During the War of 1812 Duchesnay served as a captain in the Voltigeurs Canadiens under his brother-in-law Charles-Michel d’Irumberry* de Salaberry. He distinguished himself in the battle of Châteauguay on 26 Oct. 1813, as did his brother Jean-Baptiste. Early in the following year he left his regiment in order to pay more attention to his family and his properties. But he continued to serve in the militia as major of the Lotbinière battalion, to which he was posted in 1815. Duchesnay devoted himself to managing the affairs of his mother, who was investing in landed property or in rentes constituées (secured annuities) and bonds. He also attended to development of the seigneuries of Gaudarville and Fossambault, increasing their value through land grants and repairs to the seigneurial buildings.
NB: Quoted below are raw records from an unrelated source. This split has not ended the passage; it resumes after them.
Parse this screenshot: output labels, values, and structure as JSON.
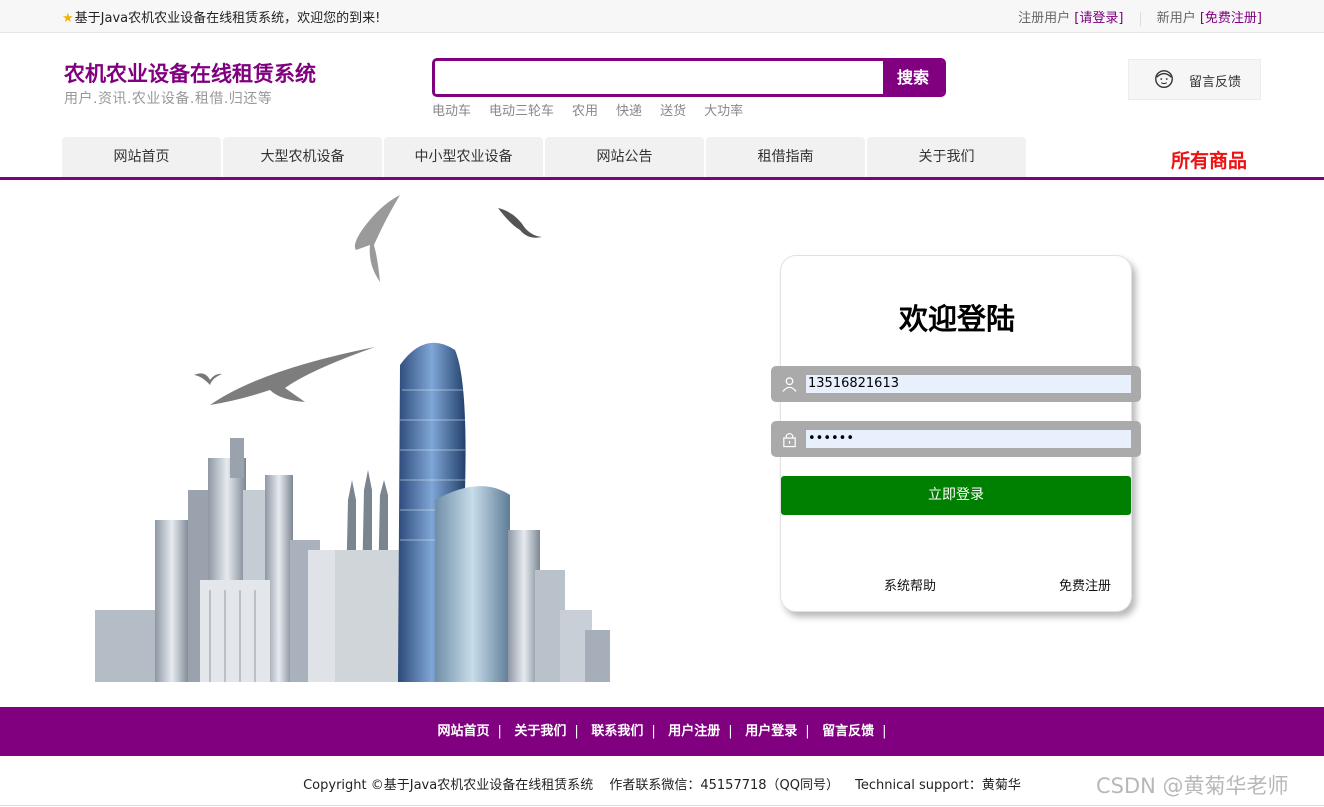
{
  "topbar": {
    "welcome": "基于Java农机农业设备在线租赁系统，欢迎您的到来!",
    "register_user": "注册用户",
    "please_login": "[请登录]",
    "new_user": "新用户",
    "free_register": "[免费注册]"
  },
  "header": {
    "title": "农机农业设备在线租赁系统",
    "subtitle": "用户.资讯.农业设备.租借.归还等",
    "search_button": "搜索",
    "hot_words": [
      "电动车",
      "电动三轮车",
      "农用",
      "快递",
      "送货",
      "大功率"
    ],
    "feedback": "留言反馈"
  },
  "nav": {
    "tabs": [
      "网站首页",
      "大型农机设备",
      "中小型农业设备",
      "网站公告",
      "租借指南",
      "关于我们"
    ],
    "all_goods": "所有商品"
  },
  "login": {
    "title": "欢迎登陆",
    "username_value": "13516821613",
    "password_value": "••••••",
    "submit": "立即登录",
    "help": "系统帮助",
    "register": "免费注册"
  },
  "footer": {
    "links": [
      "网站首页",
      "关于我们",
      "联系我们",
      "用户注册",
      "用户登录",
      "留言反馈"
    ],
    "copyright": "Copyright ©基于Java农机农业设备在线租赁系统",
    "contact": "作者联系微信：45157718（QQ同号）",
    "support": "Technical support：黄菊华"
  },
  "watermark": "CSDN @黄菊华老师",
  "colors": {
    "brand": "#800080",
    "login_button": "#008000",
    "all_goods": "#ee1111"
  }
}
Duchesnay was able to use his position in society and his network of family connections to secure government patronage. Thus in 1815 he received a commission as justice of the peace for the district of Quebec that was periodically renewed and was chosen commissioner for the improvement of internal communications in the Quebec region. He also was given a commission of the peace for the district of Gaspé in 1819 and 1824, serving as a commissioner, along with George Waters Allsopp, Robert Christie*, and Jean-Thomas Taschereau*, to determine the claims of holders of land in the district of Gaspé, settle land disputes, and inquire into the needs of those living in the Gaspé peninsula. The investigators made three visits to the Gaspé and submitted at least one report before their term of office expired in April 1825. In 1820 Duchesnay, like his half-brother Antoine-Louis*, was appointed commissioner for the building of churches and presbyteries in the district of Quebec and the government renewed his commission in 1830. In 1827 he replaced Taschereau, a connection by marriage, as deputy adjutant general of the Lower Canadian militia. The following year he was called upon to serve as superintendent of Indian affairs at Quebec.
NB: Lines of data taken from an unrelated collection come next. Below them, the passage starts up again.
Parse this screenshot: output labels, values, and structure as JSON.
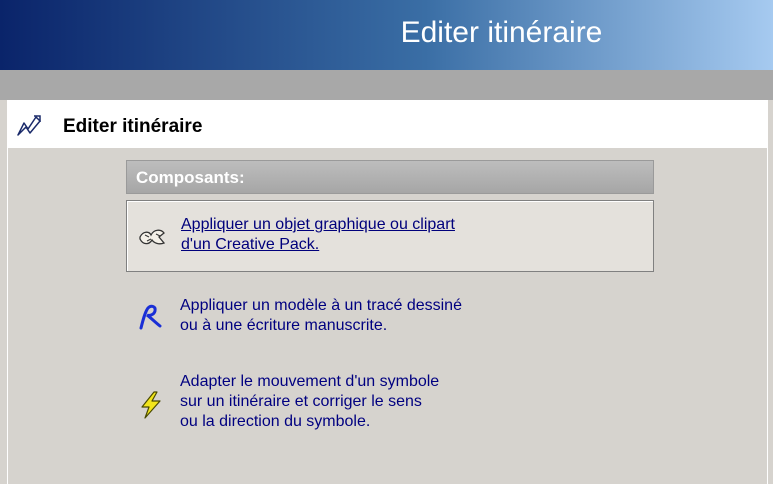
{
  "window": {
    "title": "Editer itinéraire"
  },
  "panel": {
    "title": "Editer itinéraire",
    "icon": "pen-path-icon"
  },
  "section": {
    "label": "Composants:",
    "items": [
      {
        "icon": "clipart-icon",
        "lines": [
          "Appliquer un objet graphique ou clipart",
          "d'un Creative Pack."
        ],
        "link": true,
        "selected": true
      },
      {
        "icon": "handwriting-icon",
        "lines": [
          "Appliquer un modèle à un tracé dessiné",
          "ou à une écriture manuscrite."
        ],
        "link": false,
        "selected": false
      },
      {
        "icon": "lightning-icon",
        "lines": [
          "Adapter le mouvement d'un symbole",
          "sur un itinéraire et corriger le sens",
          "ou la direction du symbole."
        ],
        "link": false,
        "selected": false
      }
    ]
  },
  "colors": {
    "title_gradient_start": "#0a246a",
    "title_gradient_end": "#a6caf0",
    "background": "#d6d3ce",
    "link_text": "#00007b"
  }
}
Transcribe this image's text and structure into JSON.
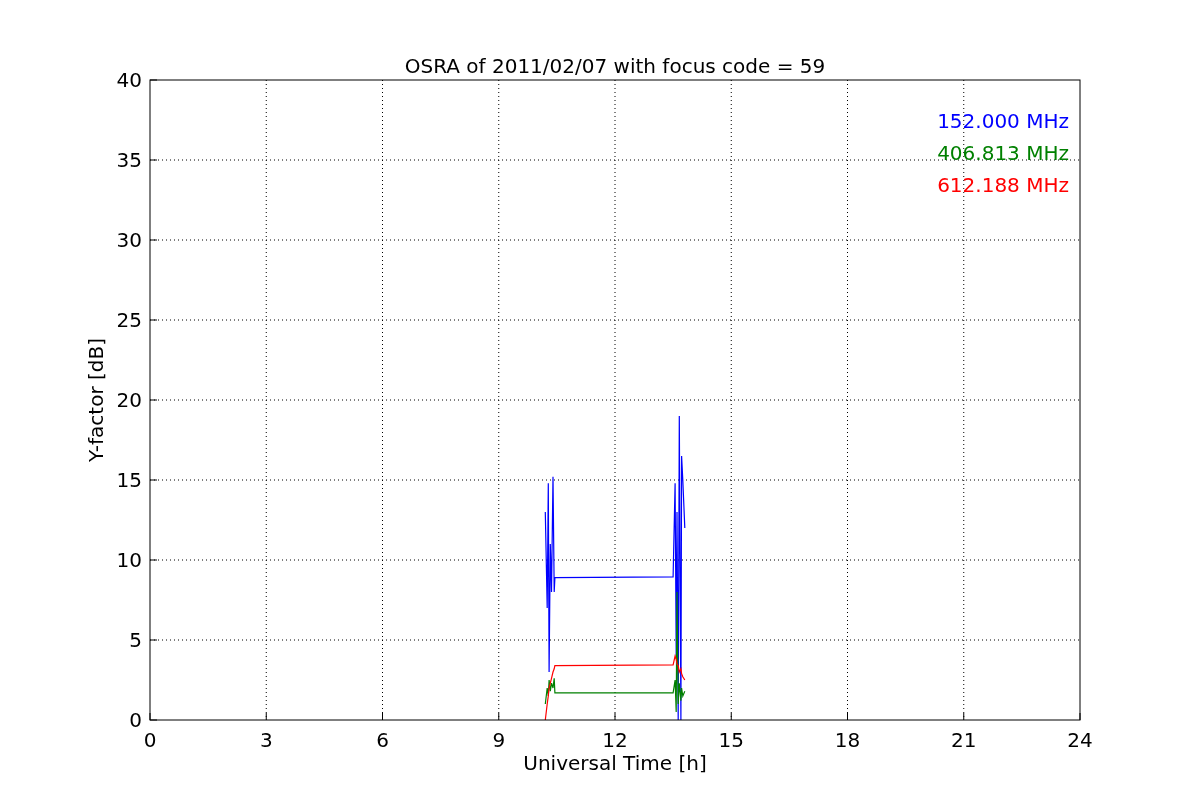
{
  "figure": {
    "chart_data": {
      "type": "line",
      "title": "OSRA of 2011/02/07 with focus code = 59",
      "xlabel": "Universal Time [h]",
      "ylabel": "Y-factor [dB]",
      "x": [
        10.2,
        10.25,
        10.28,
        10.3,
        10.33,
        10.36,
        10.4,
        10.43,
        10.45,
        13.5,
        13.55,
        13.58,
        13.6,
        13.63,
        13.66,
        13.7,
        13.72,
        13.75,
        13.8
      ],
      "series": [
        {
          "name": "152.000 MHz",
          "color": "#0000ff",
          "values": [
            13,
            7,
            14.8,
            3,
            11,
            8,
            15.2,
            8,
            8.9,
            8.95,
            14.8,
            4,
            13,
            0,
            19,
            0,
            16.5,
            15,
            12
          ]
        },
        {
          "name": "406.813 MHz",
          "color": "#008000",
          "values": [
            1,
            2,
            1.5,
            2.5,
            1.8,
            2.3,
            2,
            2.6,
            1.7,
            1.7,
            2.5,
            0.5,
            8,
            1,
            2.3,
            1.2,
            2,
            1.5,
            1.8
          ]
        },
        {
          "name": "612.188 MHz",
          "color": "#ff0000",
          "values": [
            0,
            1,
            1.5,
            2,
            2.3,
            2.6,
            3,
            3.2,
            3.4,
            3.45,
            4,
            3.8,
            3.5,
            3.4,
            3,
            3.2,
            2.9,
            2.7,
            2.5
          ]
        }
      ],
      "xlim": [
        0,
        24
      ],
      "ylim": [
        0,
        40
      ],
      "xticks": [
        0,
        3,
        6,
        9,
        12,
        15,
        18,
        21,
        24
      ],
      "yticks": [
        0,
        5,
        10,
        15,
        20,
        25,
        30,
        35,
        40
      ],
      "grid": true
    }
  }
}
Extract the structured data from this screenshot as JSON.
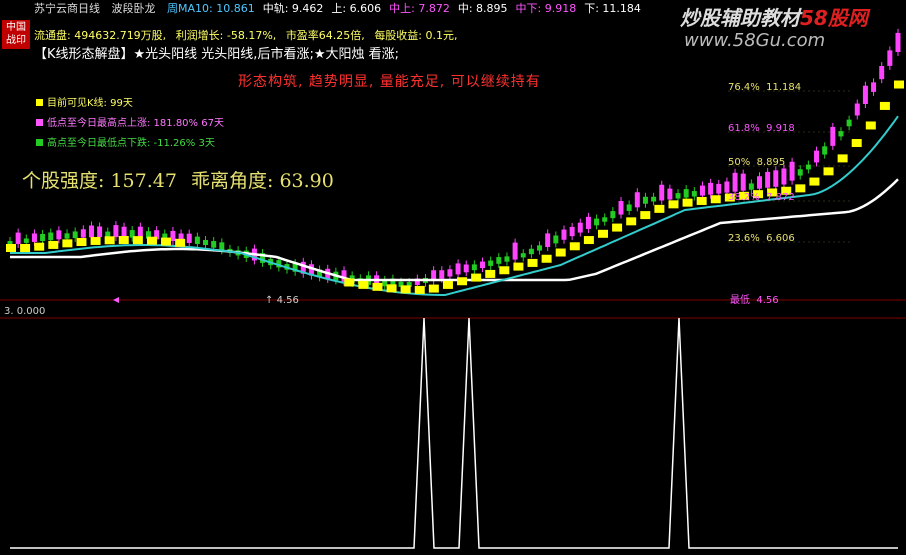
{
  "header": {
    "stock_name": "苏宁云商",
    "period": "日线",
    "indicator": "波段卧龙",
    "items": [
      {
        "label": "周MA10:",
        "value": "10.861",
        "color": "#4fc9ff"
      },
      {
        "label": "中轨:",
        "value": "9.462",
        "color": "#ffffff"
      },
      {
        "label": "上:",
        "value": "6.606",
        "color": "#ffffff"
      },
      {
        "label": "中上:",
        "value": "7.872",
        "color": "#ff55ff"
      },
      {
        "label": "中:",
        "value": "8.895",
        "color": "#ffffff"
      },
      {
        "label": "中下:",
        "value": "9.918",
        "color": "#ff55ff"
      },
      {
        "label": "下:",
        "value": "11.184",
        "color": "#ffffff"
      }
    ]
  },
  "badge": {
    "line1": "中国",
    "line2": "战印"
  },
  "info_line": {
    "float_shares": "流通盘: 494632.719万股,",
    "profit_growth": "利润增长: -58.17%,",
    "pe": "市盈率64.25倍,",
    "eps": "每股收益: 0.1元,"
  },
  "pattern_text": "【K线形态解盘】★光头阳线 光头阳线,后市看涨;★大阳烛 看涨;",
  "slogan": "形态构筑, 趋势明显, 量能充足, 可以继续持有",
  "legend": [
    {
      "text": "目前可见K线: 99天",
      "color": "#ffff00"
    },
    {
      "text": "低点至今日最高点上涨: 181.80% 67天",
      "color": "#ff55ff"
    },
    {
      "text": "高点至今日最低点下跌: -11.26% 3天",
      "color": "#22cc22"
    }
  ],
  "strength": {
    "label": "个股强度:",
    "value": "157.47",
    "angle_label": "乖离角度:",
    "angle_value": "63.90"
  },
  "fib_levels": [
    {
      "pct": "76.4%",
      "price": "11.184",
      "color": "#e6e070"
    },
    {
      "pct": "61.8%",
      "price": "9.918",
      "color": "#ff55ff"
    },
    {
      "pct": "50%",
      "price": "8.895",
      "color": "#e6e070"
    },
    {
      "pct": "38.2%",
      "price": "7.872",
      "color": "#ff55ff"
    },
    {
      "pct": "23.6%",
      "price": "6.606",
      "color": "#e6e070"
    }
  ],
  "lowest": {
    "label": "最低",
    "value": "4.56"
  },
  "low_marker": "4.56",
  "panel2": {
    "label": "3.",
    "value": "0.000"
  },
  "watermark": {
    "pre": "炒股辅助教材",
    "red": "58股网",
    "url": "www.58Gu.com"
  },
  "colors": {
    "up": "#ff44ff",
    "down": "#22cc22",
    "white_line": "#ffffff",
    "cyan_line": "#33cccc",
    "yellow_band": "#ffff00",
    "fib_line": "#e6e070"
  }
}
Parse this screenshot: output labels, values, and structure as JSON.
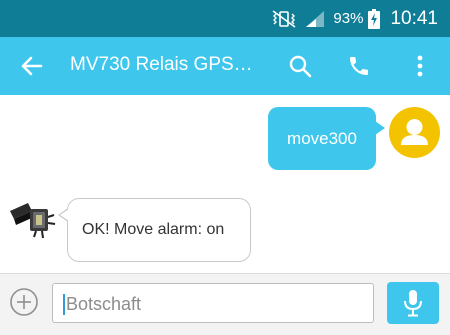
{
  "status_bar": {
    "battery_percent": "93%",
    "time": "10:41",
    "icons": [
      "vibrate-icon",
      "signal-icon",
      "battery-charging-icon"
    ]
  },
  "app_bar": {
    "title": "MV730 Relais GPS…",
    "icons": [
      "back-arrow-icon",
      "search-icon",
      "phone-icon",
      "more-vert-icon"
    ]
  },
  "messages": [
    {
      "direction": "outgoing",
      "text": "move300"
    },
    {
      "direction": "incoming",
      "text": "OK! Move alarm: on"
    }
  ],
  "composer": {
    "placeholder": "Botschaft",
    "value": "",
    "icons": [
      "add-circle-icon",
      "mic-icon"
    ]
  },
  "colors": {
    "status_bar": "#0f7d96",
    "accent": "#3fc6ec",
    "avatar": "#f3c300",
    "incoming_bubble_border": "#c9c9c9"
  }
}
Duchesnay inherited the entire estate (both real property and movables) of his mother when she died on 14 Nov. 1836. He was therefore able to live comfortably until his death two years later. A widower for many years, Duchesnay left seven children, who shared their father’s estate. The eldest, Édouard-Louis-Antoine-Alphonse, received the best portion, inheriting the seigneuries of Gaudarville and Fossambault.
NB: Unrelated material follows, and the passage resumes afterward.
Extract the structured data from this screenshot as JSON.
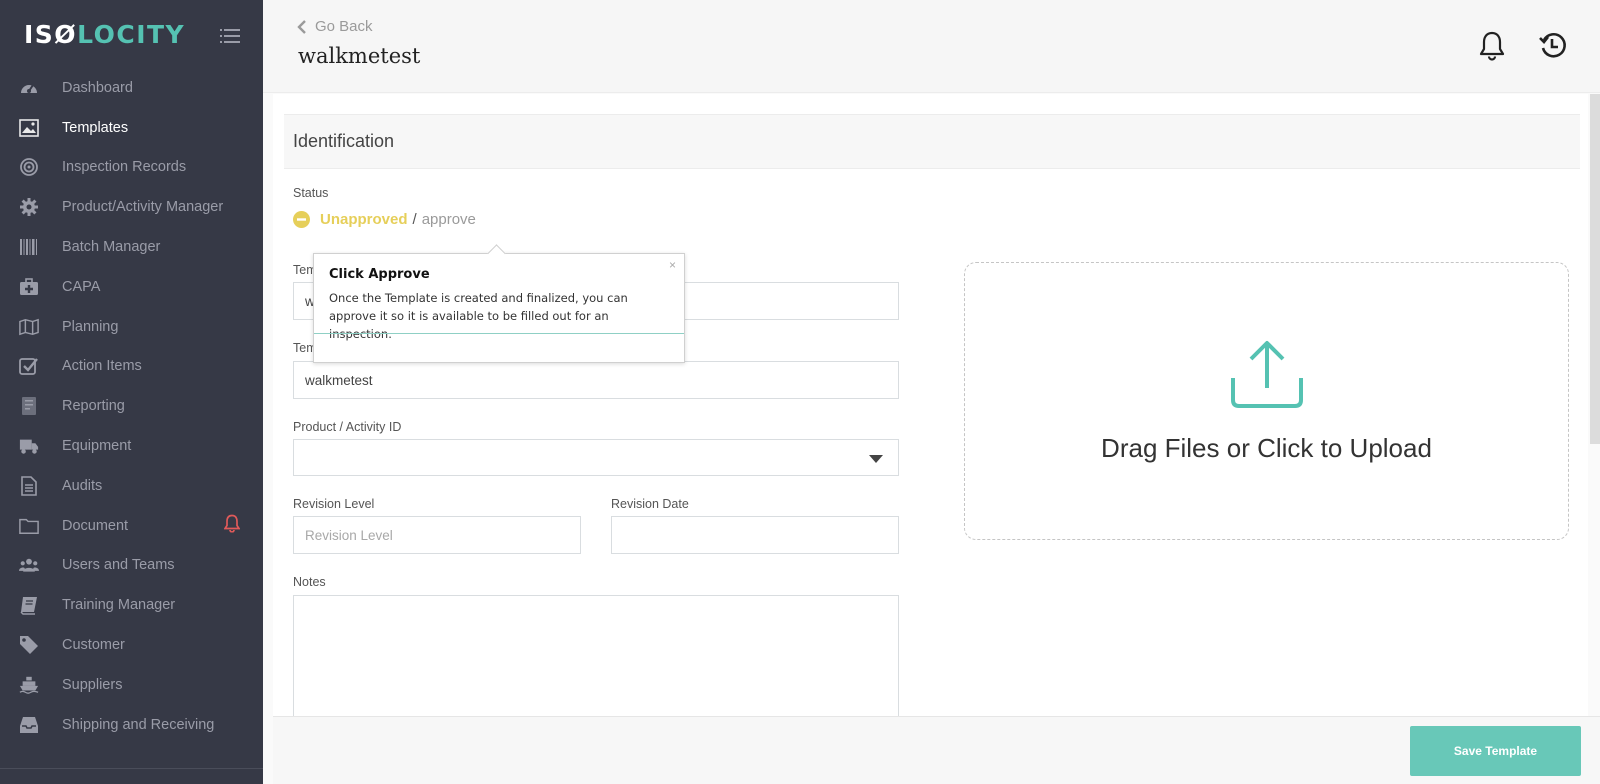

ANQ-Q, CE1-5, 15 mars 1786, 3 nov. 1808; CE1-39, 20 août 1838; CN1-147, 9 mai 1808, 13 juin 1815; CN1-178, 4 sept. 1823; CN1-230, 22 déc. 1806, 27 mars 1811, 14 févr. 1812, 24 juin 1815. PAC, MG 24, G45; RG 68, General index, 1651–1841. Le Jeune, Dictionnaire. Officers of British forces in Canada (Irving). Gilles Paquet et J.-P. Wallot, Patronage et pouvoir dans le Bas-Canada (1794–1812); un essai d’économie historique (Montréal, 1973). P.-G. Roy, La famille Juchereau Duchesnay (Lévis, Qué., 1903); La famille Le Compte Dupré (Lévis, 1941). Céline Cyr, “Portrait de femme: Catherine Dupré, indépendante et rebelle,” Cap-aux-Diamants (Québec), 2 (1986–87), no.l: 15–18.